* _Input_

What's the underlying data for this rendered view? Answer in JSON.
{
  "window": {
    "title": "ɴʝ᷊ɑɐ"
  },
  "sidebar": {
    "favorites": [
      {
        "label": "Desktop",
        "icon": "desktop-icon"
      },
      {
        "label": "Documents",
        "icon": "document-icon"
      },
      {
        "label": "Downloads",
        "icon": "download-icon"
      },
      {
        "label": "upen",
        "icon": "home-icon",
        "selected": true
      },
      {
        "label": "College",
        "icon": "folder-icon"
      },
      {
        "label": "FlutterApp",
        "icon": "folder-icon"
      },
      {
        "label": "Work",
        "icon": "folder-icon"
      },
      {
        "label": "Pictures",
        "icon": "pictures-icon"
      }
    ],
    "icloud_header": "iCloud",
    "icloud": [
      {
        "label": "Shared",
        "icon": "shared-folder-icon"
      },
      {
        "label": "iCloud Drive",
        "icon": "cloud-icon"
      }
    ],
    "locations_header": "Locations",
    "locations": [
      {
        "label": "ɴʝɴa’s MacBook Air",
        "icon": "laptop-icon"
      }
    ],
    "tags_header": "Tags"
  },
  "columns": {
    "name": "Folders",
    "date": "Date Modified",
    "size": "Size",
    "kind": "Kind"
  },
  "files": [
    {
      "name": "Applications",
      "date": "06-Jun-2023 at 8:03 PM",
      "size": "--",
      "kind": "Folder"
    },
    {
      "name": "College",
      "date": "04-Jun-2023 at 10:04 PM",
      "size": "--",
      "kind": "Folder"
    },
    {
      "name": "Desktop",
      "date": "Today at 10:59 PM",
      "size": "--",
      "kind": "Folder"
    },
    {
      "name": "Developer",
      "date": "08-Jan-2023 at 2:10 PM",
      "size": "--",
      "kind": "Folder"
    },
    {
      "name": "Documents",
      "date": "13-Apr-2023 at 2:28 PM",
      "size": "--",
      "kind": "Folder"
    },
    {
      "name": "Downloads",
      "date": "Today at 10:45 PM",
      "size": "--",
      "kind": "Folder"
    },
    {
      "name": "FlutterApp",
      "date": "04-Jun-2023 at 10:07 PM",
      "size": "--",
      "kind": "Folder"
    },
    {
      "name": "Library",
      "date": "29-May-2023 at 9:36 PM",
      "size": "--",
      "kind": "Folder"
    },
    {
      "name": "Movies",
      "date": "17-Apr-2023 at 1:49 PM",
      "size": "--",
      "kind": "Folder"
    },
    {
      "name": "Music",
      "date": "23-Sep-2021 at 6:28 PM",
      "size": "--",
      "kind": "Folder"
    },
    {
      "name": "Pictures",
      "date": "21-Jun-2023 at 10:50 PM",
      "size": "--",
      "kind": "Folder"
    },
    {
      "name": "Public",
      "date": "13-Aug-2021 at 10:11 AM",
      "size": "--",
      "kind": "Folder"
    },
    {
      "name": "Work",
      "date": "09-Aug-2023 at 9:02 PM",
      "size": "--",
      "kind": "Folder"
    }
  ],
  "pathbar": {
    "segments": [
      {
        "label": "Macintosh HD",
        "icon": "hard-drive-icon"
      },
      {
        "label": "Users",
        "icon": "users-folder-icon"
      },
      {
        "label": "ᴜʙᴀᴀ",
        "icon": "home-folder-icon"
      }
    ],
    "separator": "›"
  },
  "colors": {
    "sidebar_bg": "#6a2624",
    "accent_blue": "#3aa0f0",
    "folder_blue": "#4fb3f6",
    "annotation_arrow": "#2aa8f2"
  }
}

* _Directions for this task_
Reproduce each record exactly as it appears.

* _Output of the exercise_
What's the underlying data for this rendered view? Answer in JSON.
{
  "window": {
    "title": "ɴʝ᷊ɑɐ"
  },
  "sidebar": {
    "favorites": [
      {
        "label": "Desktop",
        "icon": "desktop-icon"
      },
      {
        "label": "Documents",
        "icon": "document-icon"
      },
      {
        "label": "Downloads",
        "icon": "download-icon"
      },
      {
        "label": "upen",
        "icon": "home-icon",
        "selected": true
      },
      {
        "label": "College",
        "icon": "folder-icon"
      },
      {
        "label": "FlutterApp",
        "icon": "folder-icon"
      },
      {
        "label": "Work",
        "icon": "folder-icon"
      },
      {
        "label": "Pictures",
        "icon": "pictures-icon"
      }
    ],
    "icloud_header": "iCloud",
    "icloud": [
      {
        "label": "Shared",
        "icon": "shared-folder-icon"
      },
      {
        "label": "iCloud Drive",
        "icon": "cloud-icon"
      }
    ],
    "locations_header": "Locations",
    "locations": [
      {
        "label": "ɴʝɴa’s MacBook Air",
        "icon": "laptop-icon"
      }
    ],
    "tags_header": "Tags"
  },
  "columns": {
    "name": "Folders",
    "date": "Date Modified",
    "size": "Size",
    "kind": "Kind"
  },
  "files": [
    {
      "name": "Applications",
      "date": "06-Jun-2023 at 8:03 PM",
      "size": "--",
      "kind": "Folder"
    },
    {
      "name": "College",
      "date": "04-Jun-2023 at 10:04 PM",
      "size": "--",
      "kind": "Folder"
    },
    {
      "name": "Desktop",
      "date": "Today at 10:59 PM",
      "size": "--",
      "kind": "Folder"
    },
    {
      "name": "Developer",
      "date": "08-Jan-2023 at 2:10 PM",
      "size": "--",
      "kind": "Folder"
    },
    {
      "name": "Documents",
      "date": "13-Apr-2023 at 2:28 PM",
      "size": "--",
      "kind": "Folder"
    },
    {
      "name": "Downloads",
      "date": "Today at 10:45 PM",
      "size": "--",
      "kind": "Folder"
    },
    {
      "name": "FlutterApp",
      "date": "04-Jun-2023 at 10:07 PM",
      "size": "--",
      "kind": "Folder"
    },
    {
      "name": "Library",
      "date": "29-May-2023 at 9:36 PM",
      "size": "--",
      "kind": "Folder"
    },
    {
      "name": "Movies",
      "date": "17-Apr-2023 at 1:49 PM",
      "size": "--",
      "kind": "Folder"
    },
    {
      "name": "Music",
      "date": "23-Sep-2021 at 6:28 PM",
      "size": "--",
      "kind": "Folder"
    },
    {
      "name": "Pictures",
      "date": "21-Jun-2023 at 10:50 PM",
      "size": "--",
      "kind": "Folder"
    },
    {
      "name": "Public",
      "date": "13-Aug-2021 at 10:11 AM",
      "size": "--",
      "kind": "Folder"
    },
    {
      "name": "Work",
      "date": "09-Aug-2023 at 9:02 PM",
      "size": "--",
      "kind": "Folder"
    }
  ],
  "pathbar": {
    "segments": [
      {
        "label": "Macintosh HD",
        "icon": "hard-drive-icon"
      },
      {
        "label": "Users",
        "icon": "users-folder-icon"
      },
      {
        "label": "ᴜʙᴀᴀ",
        "icon": "home-folder-icon"
      }
    ],
    "separator": "›"
  },
  "colors": {
    "sidebar_bg": "#6a2624",
    "accent_blue": "#3aa0f0",
    "folder_blue": "#4fb3f6",
    "annotation_arrow": "#2aa8f2"
  }
}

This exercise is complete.